postinflammatory hyperpigmentation, but also leaves your skin smooth and soft.
gels, pads, and lotions containing glycolic acid are available over-the-counter.
Higher concentrations are available with a prescription only. As with all
products, improvement may not be seen for several months. Monitor your skin for
irritation, and inform your doctor if it occurs.
Chemical Peels are a more intensive treatment used in cases of more
persistent PIH or to hasten the lightening effects of the topical prescription
products. Peels work by exfoliating the upper-most layer of your skin and the
dark area with it. There are many different types of peels and they are usually
solutions that the dermatologist applies to the skin. The peels that are used
most often to treat PIH in brown skin are the alpha-hydroxy acid (glycolic acid)
or beta-hydroxy acid (salicylic acid) peels.
Microdermabrasion is a cosmetic procedure, performed in the dermatologistís
office, in which fine crystals are sprayed onto the skinís surface to gently
sand away the upper-most layers of the skin. As with chemical peels,
microdermabrasion works by exfoliating the upper-most layer of your skin and the
dark area with it. This procedure is particularly well suited for individuals
who have sensitive skin (many individuals with brown skin) or those who have had

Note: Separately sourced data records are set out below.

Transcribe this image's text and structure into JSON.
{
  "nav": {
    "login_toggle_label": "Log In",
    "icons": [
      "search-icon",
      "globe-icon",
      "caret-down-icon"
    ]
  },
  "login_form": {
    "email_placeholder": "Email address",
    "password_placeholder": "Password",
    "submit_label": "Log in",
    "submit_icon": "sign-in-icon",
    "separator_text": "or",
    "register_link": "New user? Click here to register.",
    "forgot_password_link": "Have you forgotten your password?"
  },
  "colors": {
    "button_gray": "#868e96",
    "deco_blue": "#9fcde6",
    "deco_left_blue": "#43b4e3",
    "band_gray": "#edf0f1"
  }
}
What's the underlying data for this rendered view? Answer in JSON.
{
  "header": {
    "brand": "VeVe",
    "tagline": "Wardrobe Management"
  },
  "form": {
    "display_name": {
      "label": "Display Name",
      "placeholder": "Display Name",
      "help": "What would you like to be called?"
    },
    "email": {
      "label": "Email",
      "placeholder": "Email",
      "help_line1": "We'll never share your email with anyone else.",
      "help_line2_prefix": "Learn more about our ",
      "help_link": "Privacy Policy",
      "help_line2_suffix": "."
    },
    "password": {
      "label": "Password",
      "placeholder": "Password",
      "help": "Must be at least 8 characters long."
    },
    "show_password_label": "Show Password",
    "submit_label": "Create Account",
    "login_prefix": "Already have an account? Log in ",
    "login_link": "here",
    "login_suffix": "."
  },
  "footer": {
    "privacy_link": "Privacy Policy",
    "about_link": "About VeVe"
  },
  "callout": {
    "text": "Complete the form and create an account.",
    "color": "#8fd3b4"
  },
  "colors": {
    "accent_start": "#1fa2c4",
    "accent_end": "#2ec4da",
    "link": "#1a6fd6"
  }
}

a previous reaction to a chemical peeling agent. The procedure is performed with
a machine that gently sprays the tiny crystals onto the skinís surface and uses
gentle suction to remove the dead superficial skin. The entire procedure takes

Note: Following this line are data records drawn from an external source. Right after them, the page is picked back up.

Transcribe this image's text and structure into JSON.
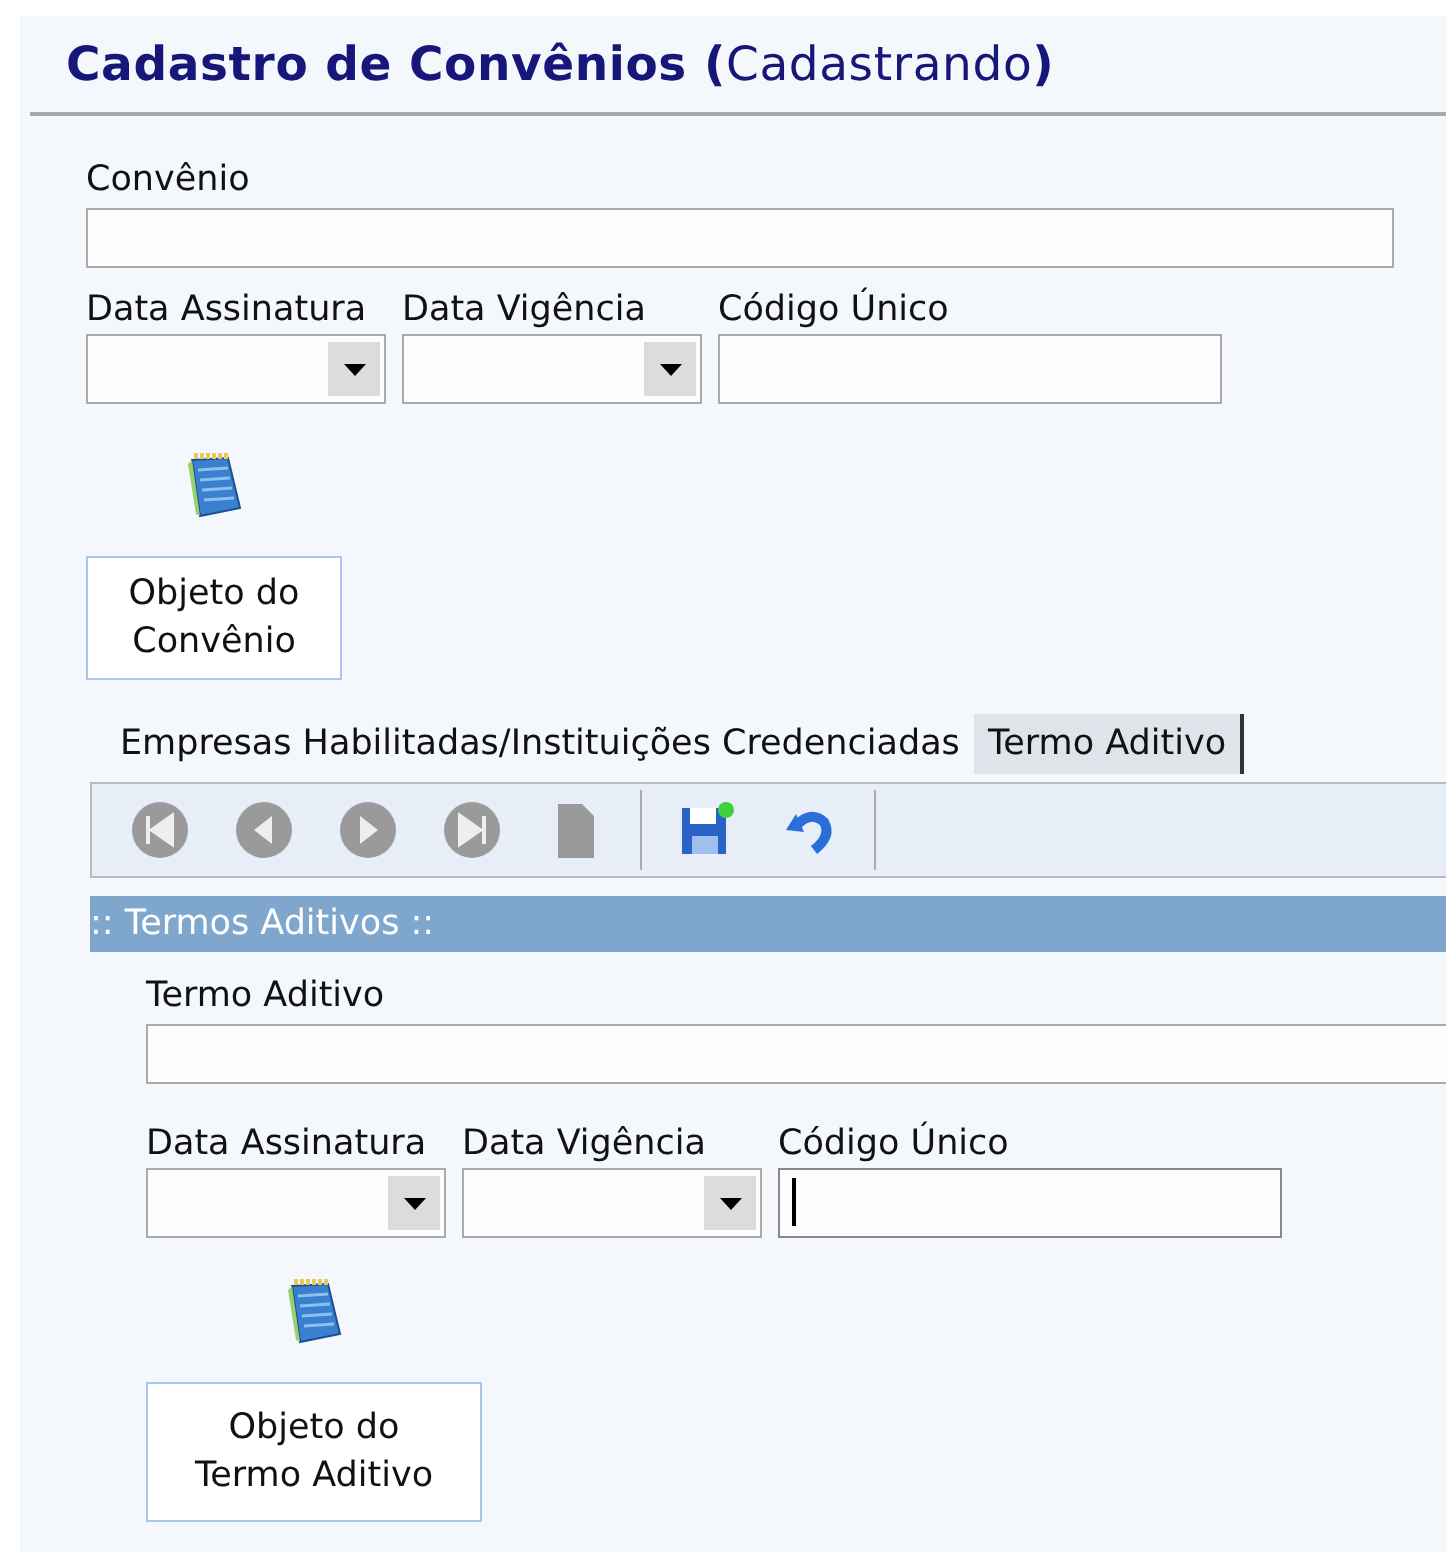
{
  "title": "**Cadastro de Convênios (**Cadastrando**)**",
  "main_form": {
    "name_field": {
      "label": "Convênio"
    },
    "fields": [
      {
        "label": "Data Assinatura",
        "kind": "dropdown",
        "focused": false
      },
      {
        "label": "Data Vigência",
        "kind": "dropdown",
        "focused": false
      },
      {
        "label": "Código Único",
        "kind": "text",
        "focused": false
      }
    ],
    "object_button": {
      "label": "Objeto do\nConvênio"
    }
  },
  "tabs": [
    {
      "label": "Empresas Habilitadas/Instituições Credenciadas",
      "selected": false
    },
    {
      "label": "Termo Aditivo",
      "selected": true
    }
  ],
  "toolbar": [
    {
      "kind": "first",
      "disabled": true
    },
    {
      "kind": "previous",
      "disabled": true
    },
    {
      "kind": "next",
      "disabled": true
    },
    {
      "kind": "last",
      "disabled": true
    },
    {
      "kind": "new",
      "disabled": true
    },
    {
      "kind": "separator"
    },
    {
      "kind": "save",
      "disabled": false
    },
    {
      "kind": "undo",
      "disabled": false
    },
    {
      "kind": "separator"
    }
  ],
  "section_header": ":: Termos Aditivos ::",
  "sub_form": {
    "name_field": {
      "label": "Termo Aditivo"
    },
    "fields": [
      {
        "label": "Data Assinatura",
        "kind": "dropdown",
        "focused": false
      },
      {
        "label": "Data Vigência",
        "kind": "dropdown",
        "focused": false
      },
      {
        "label": "Código Único",
        "kind": "text",
        "focused": true
      }
    ],
    "object_button": {
      "label": "Objeto do\nTermo Aditivo"
    }
  }
}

about 20-30 minutes. You are then able to resume you normal activities.
Use of Sunscreen
People with PIH should use sunscreen on a daily basis to prevent any further
darkening of lesions. By regularly using a sunscreen containing an SPF of 15 or
30, even in winter, you can prevent the further darkening of areas of existing
PIH. The best products to use are considered ďbroad spectrumĒ because they block
both UVA and UVB rays. Patients concerned about
should look for sunscreen sprays and gels in order to avoid further skin surface